_Exercise description_: Scan the listing below for lines with "title" in them. Give their number and nothing more.

--- Records to use Enclosed Below ---

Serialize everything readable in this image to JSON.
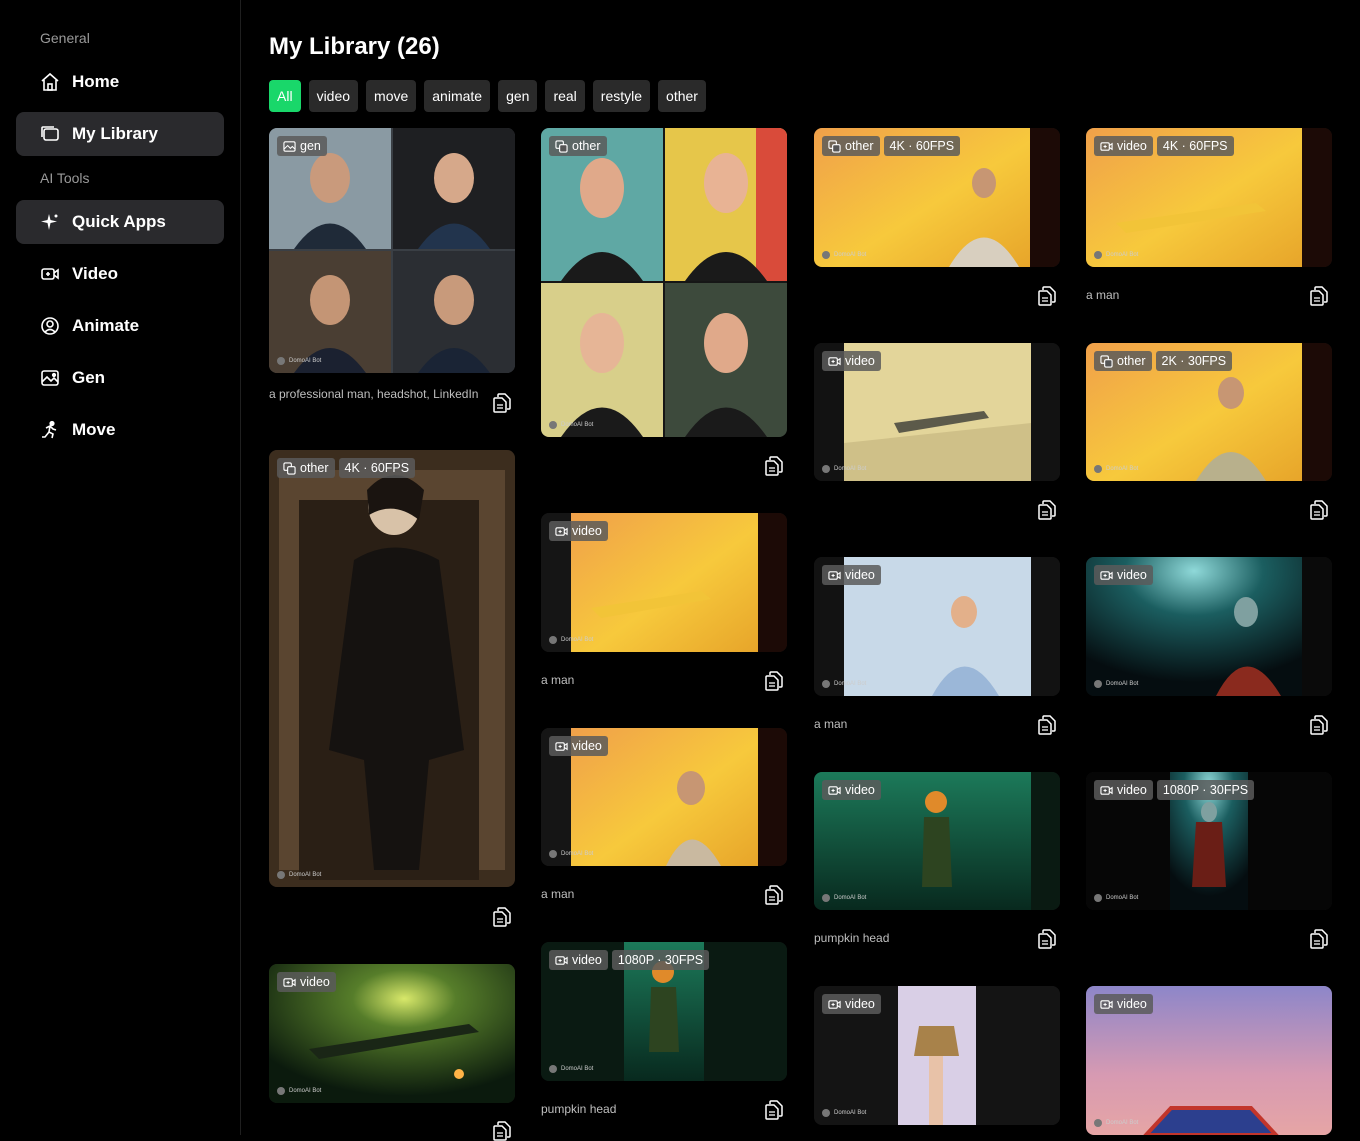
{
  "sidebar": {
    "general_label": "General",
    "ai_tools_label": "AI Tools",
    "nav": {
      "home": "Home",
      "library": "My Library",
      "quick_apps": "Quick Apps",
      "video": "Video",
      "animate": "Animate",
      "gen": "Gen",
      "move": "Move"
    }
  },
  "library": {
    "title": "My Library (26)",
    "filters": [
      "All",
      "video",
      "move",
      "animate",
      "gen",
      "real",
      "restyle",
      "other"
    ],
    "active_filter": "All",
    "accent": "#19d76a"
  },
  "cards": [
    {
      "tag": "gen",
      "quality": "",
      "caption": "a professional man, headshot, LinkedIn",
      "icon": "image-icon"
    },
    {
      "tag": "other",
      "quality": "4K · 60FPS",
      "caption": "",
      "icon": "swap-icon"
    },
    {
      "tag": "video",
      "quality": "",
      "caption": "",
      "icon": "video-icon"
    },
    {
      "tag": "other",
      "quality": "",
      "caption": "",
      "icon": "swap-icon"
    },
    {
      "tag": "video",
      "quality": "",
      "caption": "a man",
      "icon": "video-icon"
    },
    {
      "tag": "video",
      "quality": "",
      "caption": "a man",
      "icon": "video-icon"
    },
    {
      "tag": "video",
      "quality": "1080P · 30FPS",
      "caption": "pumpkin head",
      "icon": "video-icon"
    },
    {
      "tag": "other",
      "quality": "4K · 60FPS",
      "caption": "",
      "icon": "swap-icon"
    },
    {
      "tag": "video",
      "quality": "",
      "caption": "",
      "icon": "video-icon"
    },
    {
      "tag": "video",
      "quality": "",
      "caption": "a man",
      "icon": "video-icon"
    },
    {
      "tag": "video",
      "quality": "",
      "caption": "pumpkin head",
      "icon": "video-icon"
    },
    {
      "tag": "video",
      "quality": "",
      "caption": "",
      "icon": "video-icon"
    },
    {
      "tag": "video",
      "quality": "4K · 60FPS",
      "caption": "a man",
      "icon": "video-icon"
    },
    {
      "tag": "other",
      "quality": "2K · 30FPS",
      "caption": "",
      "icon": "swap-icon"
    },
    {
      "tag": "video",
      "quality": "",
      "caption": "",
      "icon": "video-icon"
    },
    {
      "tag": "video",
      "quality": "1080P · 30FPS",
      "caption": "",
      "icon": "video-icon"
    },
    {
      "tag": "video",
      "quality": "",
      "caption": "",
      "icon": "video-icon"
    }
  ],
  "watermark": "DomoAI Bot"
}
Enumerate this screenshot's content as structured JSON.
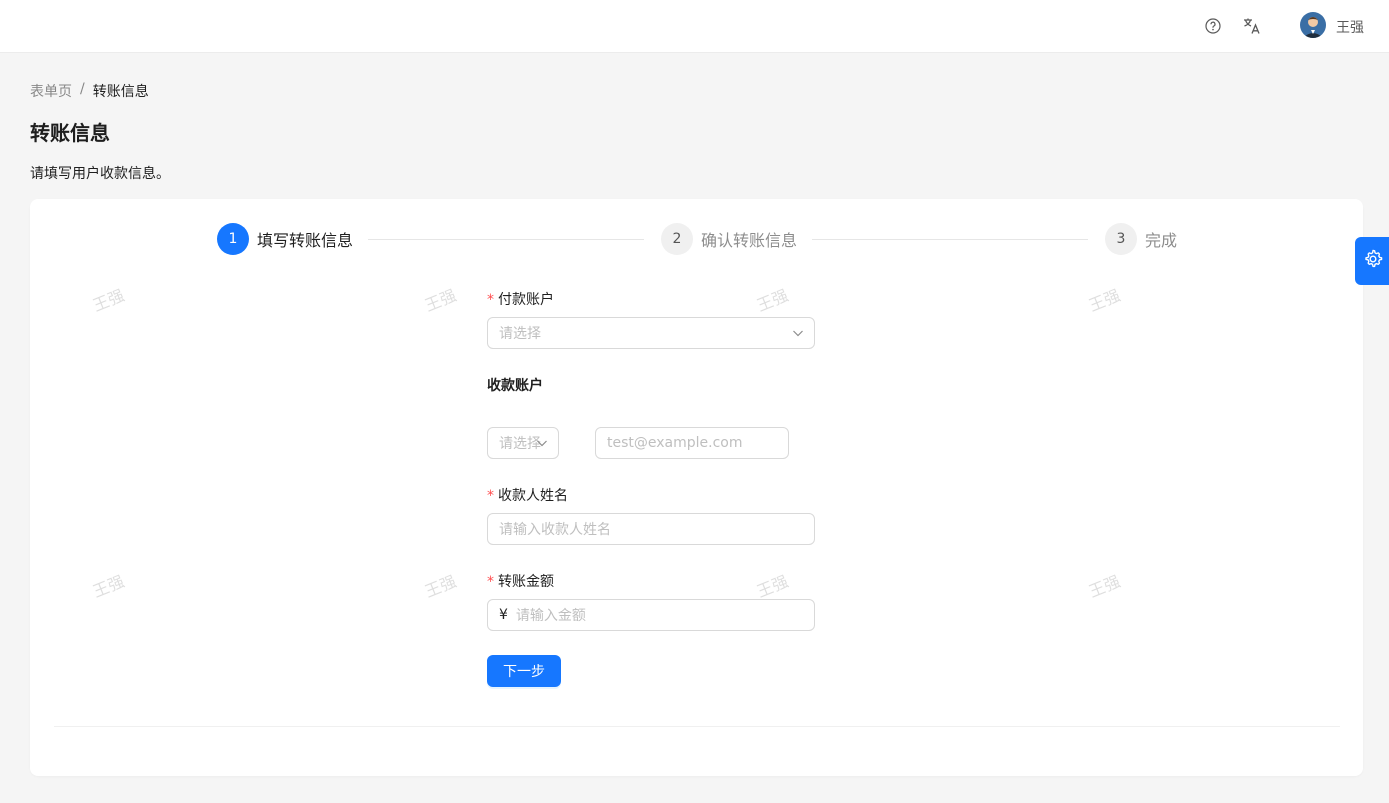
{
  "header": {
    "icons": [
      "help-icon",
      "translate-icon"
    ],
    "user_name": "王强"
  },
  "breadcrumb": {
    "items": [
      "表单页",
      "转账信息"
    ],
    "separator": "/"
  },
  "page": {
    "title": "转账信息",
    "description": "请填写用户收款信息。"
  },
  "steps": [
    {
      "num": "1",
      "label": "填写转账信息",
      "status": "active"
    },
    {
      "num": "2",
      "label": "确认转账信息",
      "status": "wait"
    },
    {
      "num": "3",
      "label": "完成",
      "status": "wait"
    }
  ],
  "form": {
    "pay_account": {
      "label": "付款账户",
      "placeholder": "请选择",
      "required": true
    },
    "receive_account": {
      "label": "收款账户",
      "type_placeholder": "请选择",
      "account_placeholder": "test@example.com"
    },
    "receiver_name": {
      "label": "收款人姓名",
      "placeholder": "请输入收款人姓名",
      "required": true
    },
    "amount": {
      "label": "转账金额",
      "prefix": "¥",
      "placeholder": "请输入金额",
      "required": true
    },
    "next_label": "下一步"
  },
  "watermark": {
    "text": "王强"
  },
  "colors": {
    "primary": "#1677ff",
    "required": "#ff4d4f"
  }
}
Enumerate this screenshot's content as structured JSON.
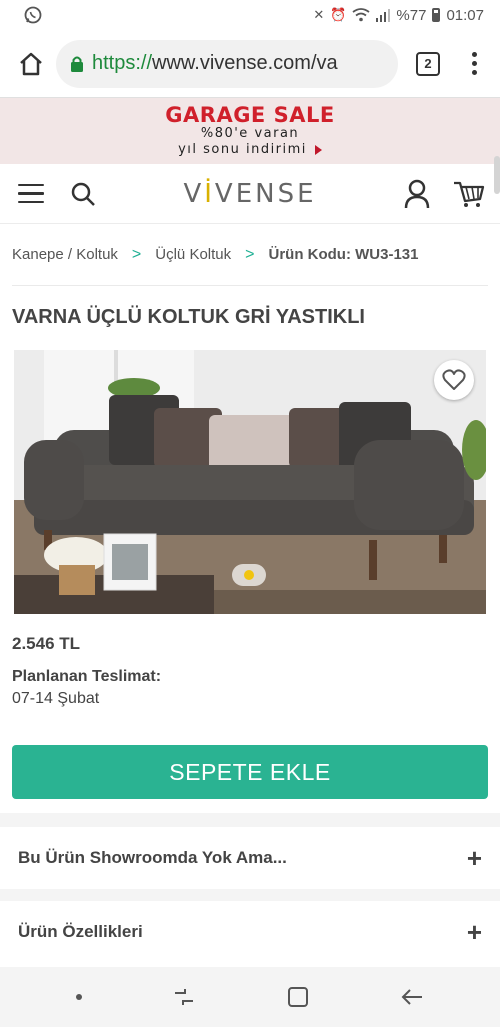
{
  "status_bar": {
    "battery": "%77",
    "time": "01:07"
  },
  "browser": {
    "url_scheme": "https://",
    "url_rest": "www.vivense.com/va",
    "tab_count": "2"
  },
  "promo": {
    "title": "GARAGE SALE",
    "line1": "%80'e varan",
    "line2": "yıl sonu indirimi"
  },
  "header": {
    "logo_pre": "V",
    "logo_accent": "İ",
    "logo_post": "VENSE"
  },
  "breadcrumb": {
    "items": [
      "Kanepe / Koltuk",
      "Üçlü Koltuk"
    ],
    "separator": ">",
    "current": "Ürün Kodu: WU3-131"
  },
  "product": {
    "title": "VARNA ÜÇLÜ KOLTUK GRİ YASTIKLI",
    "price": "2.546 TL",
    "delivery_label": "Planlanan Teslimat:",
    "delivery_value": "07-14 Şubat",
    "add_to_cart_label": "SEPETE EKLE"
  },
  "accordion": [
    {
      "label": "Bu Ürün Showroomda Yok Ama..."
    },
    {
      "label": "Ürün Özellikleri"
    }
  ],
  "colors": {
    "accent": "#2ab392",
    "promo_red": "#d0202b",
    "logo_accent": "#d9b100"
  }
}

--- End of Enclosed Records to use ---

_Answer space_: 4